That's why I always liked a button hook feed better than a tri or quad leg feed. I always ordered the dishes we used with a button hook when available. It was really nice when the feed tube was long enough to stick out the back of the dish. I could put my helper behind the dish setting the focal length while I watched the meter out front. You could peak the polarity easier that way also.Yeah, but if you read the whole thread I had to drill new holes for the LNB rods just like others have had to do. It ended up at .40 after I relocated the rods.
Fine tuning this thing has been a bit of a struggle as I haven't done this before but I'm starting to get it dialed in. There are similarities between the big dishes and the small ones of course but I have to admit that I'm surprised of how sensitive the dish is to very small movements. I had kind of expected C-band to be a bit less sensitive than KU but that hasn't been my experience. A couple of things I learned is when adjusting for due south on the satellites towards the end of the arc is to have just a bit of friction on the center bolts but then instead of moving the dish at the mount go to the end of the dish and gently apply pressure while looking at the satellite meter. Adjusting from the mount isn't precise enough. I pretty much left my elevation to what the charts have indicated but I'm using more declination than what I should even with the mounting pole being plumb, ect. Another thing is that after your satisfied with your due south position and before you make adjustments to write down what your current elevation and declination so you have those settings in cause you walk yourself out of alignment with other parts of the arc. That way you can return to what you had if you fudge things up.
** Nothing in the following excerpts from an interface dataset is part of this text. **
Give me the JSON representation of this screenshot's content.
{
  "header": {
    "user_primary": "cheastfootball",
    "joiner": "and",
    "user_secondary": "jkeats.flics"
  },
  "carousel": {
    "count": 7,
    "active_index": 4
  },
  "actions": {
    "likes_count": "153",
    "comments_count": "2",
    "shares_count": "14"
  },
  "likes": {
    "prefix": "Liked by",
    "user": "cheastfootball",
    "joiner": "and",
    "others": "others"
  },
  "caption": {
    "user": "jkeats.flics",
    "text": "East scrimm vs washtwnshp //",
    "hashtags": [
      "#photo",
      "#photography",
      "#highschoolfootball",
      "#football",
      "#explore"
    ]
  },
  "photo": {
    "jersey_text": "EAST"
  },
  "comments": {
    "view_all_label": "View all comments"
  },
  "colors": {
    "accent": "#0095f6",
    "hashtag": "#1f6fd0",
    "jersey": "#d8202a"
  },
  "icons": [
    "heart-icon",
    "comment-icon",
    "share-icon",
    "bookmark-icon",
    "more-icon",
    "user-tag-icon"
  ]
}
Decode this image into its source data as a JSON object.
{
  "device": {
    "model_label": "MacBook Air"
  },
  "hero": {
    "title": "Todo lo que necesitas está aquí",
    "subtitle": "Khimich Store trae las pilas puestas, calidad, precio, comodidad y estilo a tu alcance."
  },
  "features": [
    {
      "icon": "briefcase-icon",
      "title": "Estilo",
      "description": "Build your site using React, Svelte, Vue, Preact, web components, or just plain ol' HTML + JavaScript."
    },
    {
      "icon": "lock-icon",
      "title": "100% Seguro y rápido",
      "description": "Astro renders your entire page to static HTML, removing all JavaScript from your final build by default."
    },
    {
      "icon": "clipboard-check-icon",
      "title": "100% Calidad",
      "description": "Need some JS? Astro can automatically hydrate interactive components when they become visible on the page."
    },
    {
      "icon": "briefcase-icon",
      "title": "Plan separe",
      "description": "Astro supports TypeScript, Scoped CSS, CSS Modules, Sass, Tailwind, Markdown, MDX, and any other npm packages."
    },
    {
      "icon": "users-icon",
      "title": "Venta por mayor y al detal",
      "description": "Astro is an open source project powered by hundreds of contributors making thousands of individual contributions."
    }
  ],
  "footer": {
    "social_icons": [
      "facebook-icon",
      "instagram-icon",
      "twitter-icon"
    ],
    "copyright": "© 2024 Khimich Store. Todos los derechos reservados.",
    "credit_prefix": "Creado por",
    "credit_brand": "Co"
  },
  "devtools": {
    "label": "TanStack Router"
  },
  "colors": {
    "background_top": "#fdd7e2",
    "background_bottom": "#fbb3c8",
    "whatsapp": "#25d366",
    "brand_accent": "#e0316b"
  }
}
Another problem I had is that I didn't get some signal levels as high as I had expected after peaking the LNB position as well as skew and azimuth. I know that the dish had nothing more than a mild warp if that and the LNB after measuring from the rim was within a quarter inch of each measurement. I looked a bit closer at the scalar and it was hard to tell if it was perpendicular to the dish face. What I did was to get an angle measurement off of the back plate as I couldn't reach the front center plate. Once I had that angle I disconnected the lower LNB rod and held the inclination meter up to the bottom of the scalar and there was about a 3 degree difference between the measurement. I used that angle to bend the scalar in the right direction and then bent the LNB rod at the top so it would line up with the new tilt of the scalar and tightened it back down. Picked up an instant 10% to 15% in quality on transponders. Still fine tuning and need to do some more but I'm getting close at this point.